The cause of illness, everyone suspects, was the hot dogs. It was not that the hot dogs were improperly made or improperly cooked. It was that she was no longer used to eating them.
Hot dogs are still considered an all-American food, but they aren’t seen nearly as often as in the past. Five or ten years ago, they started on the transition from an everyday food to a festival food. By now, most people don’t eat them at all on any other day of the year except the 4th of July.
That can be a problem if your memory says you eat hot dogs all the time, but your gut protests that you haven’t eaten them since the last 4th of July. When foods make the transition from regular to occasional to festival, it’s to be expected that you might lose some of your digestive tolerance for them — and this is especially likely for a food whose origins are as unspeakable as those of hot dogs. When you get a hot dog at a summer festival, you don’t know and wouldn’t want to ask what parts of what animals are included. The contents of that pink tube could be any combination of virtually any parts of cattle, pigs, turkeys, chickens, texturized soy protein, and factory-processed soft cheese. It’s a food you can learn to tolerate, but it’s not obvious that you’ll get along with it if you’re eating for the first time, or the first time in ages.
When you adjust your eating habits, it can take some time for your thinking to catch up. I first found this out with mayonnaise, a food I was forced to give up because of a soybean oil allergy. A couple of years later when soy-free versions of mayonnaise became available I found that I could take them only in very small amounts. I had fallen out of the mayonnaise habit. I used so little of it I ended up throwing most of it away, and eventually I realized I should stop buying it. Other people in recent years have had similar experiences with factory beer. They used to drink it almost every day, so it’s hard to imagine that they’ve lost their stomach for it, but then when they try it again, perhaps on the 4th of July, they find it a hard brew to swallow.

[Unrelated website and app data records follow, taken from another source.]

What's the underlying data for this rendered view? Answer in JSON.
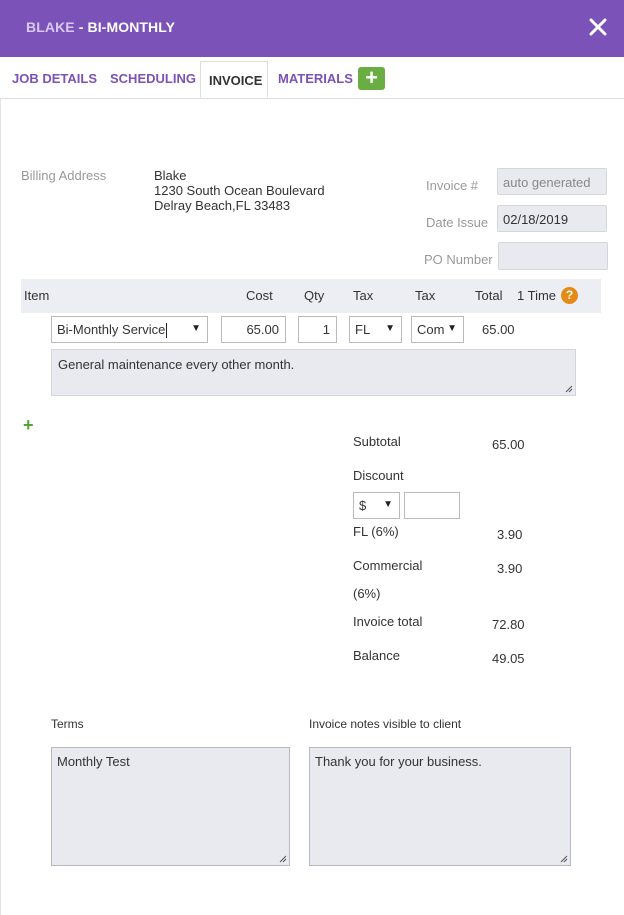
{
  "header": {
    "client": "BLAKE",
    "separator": " - ",
    "plan": "BI-MONTHLY",
    "close_icon": "close-icon"
  },
  "tabs": [
    {
      "label": "JOB DETAILS"
    },
    {
      "label": "SCHEDULING"
    },
    {
      "label": "INVOICE",
      "active": true
    },
    {
      "label": "MATERIALS"
    }
  ],
  "add_tab_icon": "+",
  "billing": {
    "label": "Billing Address",
    "name": "Blake",
    "street": "1230 South Ocean Boulevard",
    "city": "Delray Beach,FL 33483"
  },
  "invoice_meta": {
    "invoice_no_label": "Invoice #",
    "invoice_no_value": "auto generated",
    "date_label": "Date Issue",
    "date_value": "02/18/2019",
    "po_label": "PO Number",
    "po_value": ""
  },
  "grid": {
    "headers": {
      "item": "Item",
      "cost": "Cost",
      "qty": "Qty",
      "tax1": "Tax",
      "tax2": "Tax",
      "total": "Total",
      "onetime": "1 Time"
    },
    "help_icon": "?",
    "row": {
      "item": "Bi-Monthly Service",
      "cost": "65.00",
      "qty": "1",
      "tax1": "FL",
      "tax2": "Com",
      "total": "65.00",
      "description": "General maintenance every other month."
    },
    "add_line_icon": "+"
  },
  "totals": {
    "subtotal_label": "Subtotal",
    "subtotal_value": "65.00",
    "discount_label": "Discount",
    "discount_type": "$",
    "discount_value": "",
    "fl_label": "FL (6%)",
    "fl_value": "3.90",
    "commercial_label": "Commercial",
    "commercial_pct": "(6%)",
    "commercial_value": "3.90",
    "invoice_total_label": "Invoice total",
    "invoice_total_value": "72.80",
    "balance_label": "Balance",
    "balance_value": "49.05"
  },
  "footer": {
    "terms_label": "Terms",
    "terms_value": "Monthly Test",
    "notes_label": "Invoice notes visible to client",
    "notes_value": "Thank you for your business."
  }
}
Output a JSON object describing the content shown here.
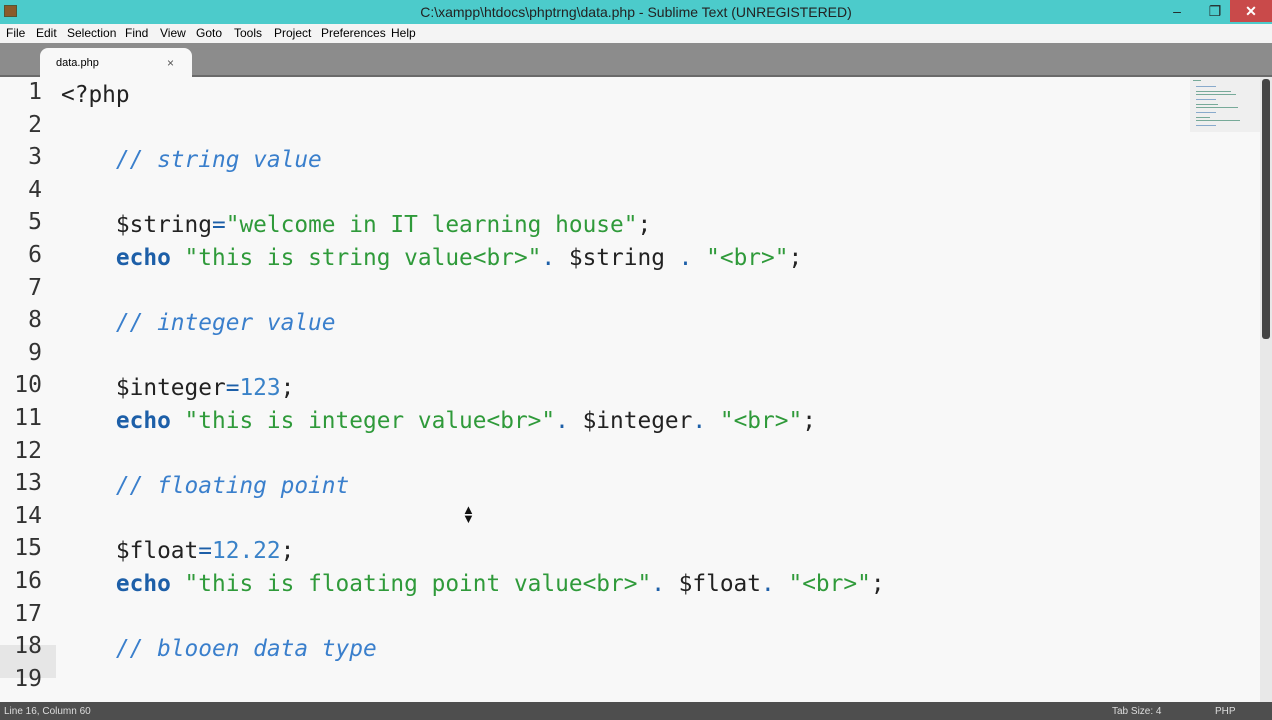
{
  "window": {
    "title": "C:\\xampp\\htdocs\\phptrng\\data.php - Sublime Text (UNREGISTERED)",
    "minimize": "–",
    "restore": "❐",
    "close": "✕"
  },
  "menu": [
    "File",
    "Edit",
    "Selection",
    "Find",
    "View",
    "Goto",
    "Tools",
    "Project",
    "Preferences",
    "Help"
  ],
  "tab": {
    "name": "data.php",
    "close": "×"
  },
  "code": [
    [
      {
        "t": "<?php",
        "c": "plain"
      }
    ],
    [],
    [
      {
        "t": "    ",
        "c": "plain"
      },
      {
        "t": "// string value",
        "c": "com"
      }
    ],
    [],
    [
      {
        "t": "    ",
        "c": "plain"
      },
      {
        "t": "$string",
        "c": "var"
      },
      {
        "t": "=",
        "c": "op"
      },
      {
        "t": "\"welcome in IT learning house\"",
        "c": "str"
      },
      {
        "t": ";",
        "c": "plain"
      }
    ],
    [
      {
        "t": "    ",
        "c": "plain"
      },
      {
        "t": "echo",
        "c": "kw"
      },
      {
        "t": " ",
        "c": "plain"
      },
      {
        "t": "\"this is string value<br>\"",
        "c": "str"
      },
      {
        "t": ". ",
        "c": "op"
      },
      {
        "t": "$string",
        "c": "var"
      },
      {
        "t": " . ",
        "c": "op"
      },
      {
        "t": "\"<br>\"",
        "c": "str"
      },
      {
        "t": ";",
        "c": "plain"
      }
    ],
    [],
    [
      {
        "t": "    ",
        "c": "plain"
      },
      {
        "t": "// integer value",
        "c": "com"
      }
    ],
    [],
    [
      {
        "t": "    ",
        "c": "plain"
      },
      {
        "t": "$integer",
        "c": "var"
      },
      {
        "t": "=",
        "c": "op"
      },
      {
        "t": "123",
        "c": "num"
      },
      {
        "t": ";",
        "c": "plain"
      }
    ],
    [
      {
        "t": "    ",
        "c": "plain"
      },
      {
        "t": "echo",
        "c": "kw"
      },
      {
        "t": " ",
        "c": "plain"
      },
      {
        "t": "\"this is integer value<br>\"",
        "c": "str"
      },
      {
        "t": ". ",
        "c": "op"
      },
      {
        "t": "$integer",
        "c": "var"
      },
      {
        "t": ". ",
        "c": "op"
      },
      {
        "t": "\"<br>\"",
        "c": "str"
      },
      {
        "t": ";",
        "c": "plain"
      }
    ],
    [],
    [
      {
        "t": "    ",
        "c": "plain"
      },
      {
        "t": "// floating point",
        "c": "com"
      }
    ],
    [],
    [
      {
        "t": "    ",
        "c": "plain"
      },
      {
        "t": "$float",
        "c": "var"
      },
      {
        "t": "=",
        "c": "op"
      },
      {
        "t": "12.22",
        "c": "num"
      },
      {
        "t": ";",
        "c": "plain"
      }
    ],
    [
      {
        "t": "    ",
        "c": "plain"
      },
      {
        "t": "echo",
        "c": "kw"
      },
      {
        "t": " ",
        "c": "plain"
      },
      {
        "t": "\"this is floating point value<br>\"",
        "c": "str"
      },
      {
        "t": ". ",
        "c": "op"
      },
      {
        "t": "$float",
        "c": "var"
      },
      {
        "t": ". ",
        "c": "op"
      },
      {
        "t": "\"<br>\"",
        "c": "str"
      },
      {
        "t": ";",
        "c": "plain"
      }
    ],
    [],
    [
      {
        "t": "    ",
        "c": "plain"
      },
      {
        "t": "// blooen data type",
        "c": "com"
      }
    ],
    []
  ],
  "line_numbers": [
    "1",
    "2",
    "3",
    "4",
    "5",
    "6",
    "7",
    "8",
    "9",
    "10",
    "11",
    "12",
    "13",
    "14",
    "15",
    "16",
    "17",
    "18",
    "19"
  ],
  "status": {
    "position": "Line 16, Column 60",
    "tab_size": "Tab Size: 4",
    "syntax": "PHP"
  }
}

There is a broad movement in the United States, particularly in the coastal regions, toward better food. This also means that lesser food items are being left behind, one by one, often fading away without anyone noticing. If you realize you are facing a food that you haven’t eaten in a year or more, it is only prudent to be as skeptical of it as you would be of a food you have never eaten. Try it in moderation and see how you do. Or, if it is one of those foods that comes with a story you wouldn’t want to hear, perhaps you might skip it entirely.